"As a deal eludes President (Barack) Obama and Congress, the impact of the debt crisis on local governments is coming into focus, and it could be bad," Ulman said in a statement. "The responsible thing for counties to do is review their books and prepare for the worst."
The federal government is facing a default if Congress can not come up with a deal to trim the nation's debt or raise its borrowing authority by Aug. 2, the day federal treasury officials say they will have to breach the current $14.3 trillion debt ceiling.
Bond rating agencies Moody's Investors Service and Standard & Poor's have warned that the federal government's AAA bond rating is under review for a possible downgrade, which would increase the cost of borrowing.
Now, the agencies have also warned they could review bond ratings for AAA-rated local governments. Howard County government has retained its AAA bond rating from all three rating agencies for the past 14 years.
Another potential impact of the debt crisis is that if Congress can't reach a deal, the federal government will not have the money it needs to run many of its agencies, which employ thousands of Marylanders.
"This stalemate poses real risks to residents of Howard County and Maryland who are employed by the federal government or who rely on Social Security and other benefits for survival," Ulman said in the statement.
Without its resident federal employees being paid, the county could face a loss of income tax revenue, its second largest revenue source next to property taxes.

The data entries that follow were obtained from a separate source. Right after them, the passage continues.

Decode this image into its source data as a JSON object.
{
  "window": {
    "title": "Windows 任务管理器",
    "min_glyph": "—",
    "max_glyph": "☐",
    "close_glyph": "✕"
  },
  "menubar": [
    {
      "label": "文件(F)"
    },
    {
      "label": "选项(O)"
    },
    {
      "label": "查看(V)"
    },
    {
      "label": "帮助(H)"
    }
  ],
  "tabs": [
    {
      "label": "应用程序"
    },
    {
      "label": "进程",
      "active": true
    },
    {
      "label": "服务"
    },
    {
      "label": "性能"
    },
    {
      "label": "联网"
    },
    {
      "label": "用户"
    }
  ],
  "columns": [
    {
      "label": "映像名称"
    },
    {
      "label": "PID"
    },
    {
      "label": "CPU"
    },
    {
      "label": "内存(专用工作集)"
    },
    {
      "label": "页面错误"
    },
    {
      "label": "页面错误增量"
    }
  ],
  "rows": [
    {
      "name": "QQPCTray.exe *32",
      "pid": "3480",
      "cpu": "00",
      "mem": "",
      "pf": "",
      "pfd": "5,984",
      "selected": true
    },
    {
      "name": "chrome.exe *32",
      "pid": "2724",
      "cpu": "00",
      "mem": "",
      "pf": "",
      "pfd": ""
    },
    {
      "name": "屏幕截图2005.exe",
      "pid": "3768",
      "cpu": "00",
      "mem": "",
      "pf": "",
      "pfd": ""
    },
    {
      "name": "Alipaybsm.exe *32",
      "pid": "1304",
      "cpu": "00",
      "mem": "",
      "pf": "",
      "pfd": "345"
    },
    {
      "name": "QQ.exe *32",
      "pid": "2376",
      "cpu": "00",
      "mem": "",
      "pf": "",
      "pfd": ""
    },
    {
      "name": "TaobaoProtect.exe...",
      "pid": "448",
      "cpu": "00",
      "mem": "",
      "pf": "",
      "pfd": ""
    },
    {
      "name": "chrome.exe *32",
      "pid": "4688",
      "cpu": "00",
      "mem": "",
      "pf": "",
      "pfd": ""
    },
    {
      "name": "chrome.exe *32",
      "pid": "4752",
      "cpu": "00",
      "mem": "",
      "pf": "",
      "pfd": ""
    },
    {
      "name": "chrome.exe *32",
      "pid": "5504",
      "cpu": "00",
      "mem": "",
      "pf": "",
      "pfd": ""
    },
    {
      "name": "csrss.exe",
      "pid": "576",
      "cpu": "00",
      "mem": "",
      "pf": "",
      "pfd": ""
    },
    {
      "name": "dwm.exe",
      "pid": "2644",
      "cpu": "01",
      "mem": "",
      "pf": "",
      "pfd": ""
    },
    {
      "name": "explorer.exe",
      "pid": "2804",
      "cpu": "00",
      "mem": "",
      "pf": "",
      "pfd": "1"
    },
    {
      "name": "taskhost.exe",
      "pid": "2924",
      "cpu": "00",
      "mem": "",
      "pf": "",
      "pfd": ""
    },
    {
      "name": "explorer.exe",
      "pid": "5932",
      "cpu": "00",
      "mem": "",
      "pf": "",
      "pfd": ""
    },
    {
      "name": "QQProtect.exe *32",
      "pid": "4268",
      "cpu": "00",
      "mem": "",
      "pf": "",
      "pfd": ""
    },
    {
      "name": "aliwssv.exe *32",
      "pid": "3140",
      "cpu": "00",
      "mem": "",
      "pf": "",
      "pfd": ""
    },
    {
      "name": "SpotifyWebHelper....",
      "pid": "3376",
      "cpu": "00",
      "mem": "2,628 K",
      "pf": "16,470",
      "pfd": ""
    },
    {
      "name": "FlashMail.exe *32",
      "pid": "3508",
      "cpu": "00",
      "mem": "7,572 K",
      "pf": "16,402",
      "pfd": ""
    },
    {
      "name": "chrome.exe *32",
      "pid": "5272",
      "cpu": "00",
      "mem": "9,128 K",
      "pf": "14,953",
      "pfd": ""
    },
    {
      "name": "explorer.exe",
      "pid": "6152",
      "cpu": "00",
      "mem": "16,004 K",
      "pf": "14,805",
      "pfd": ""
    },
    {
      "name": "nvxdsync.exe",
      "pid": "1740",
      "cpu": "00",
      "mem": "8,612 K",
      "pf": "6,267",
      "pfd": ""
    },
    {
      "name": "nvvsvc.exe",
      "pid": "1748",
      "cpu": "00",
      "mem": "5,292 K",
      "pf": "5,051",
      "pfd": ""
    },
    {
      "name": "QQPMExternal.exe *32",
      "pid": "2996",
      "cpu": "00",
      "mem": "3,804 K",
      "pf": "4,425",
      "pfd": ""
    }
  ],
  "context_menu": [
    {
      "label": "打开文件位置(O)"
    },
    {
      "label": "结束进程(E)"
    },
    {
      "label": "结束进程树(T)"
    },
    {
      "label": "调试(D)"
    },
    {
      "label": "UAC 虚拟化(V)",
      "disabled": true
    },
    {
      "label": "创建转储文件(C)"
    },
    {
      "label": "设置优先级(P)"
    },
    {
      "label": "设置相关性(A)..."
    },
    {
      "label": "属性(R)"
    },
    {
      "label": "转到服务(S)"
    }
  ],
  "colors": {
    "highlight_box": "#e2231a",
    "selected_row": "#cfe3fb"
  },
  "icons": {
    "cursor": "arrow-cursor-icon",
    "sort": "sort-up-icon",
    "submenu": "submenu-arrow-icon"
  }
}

Ulman has directed the Maryland Association of Counties to hold a conference call Monday, July 18 for all of the state's local finance officials to discuss the situation and possible strategies.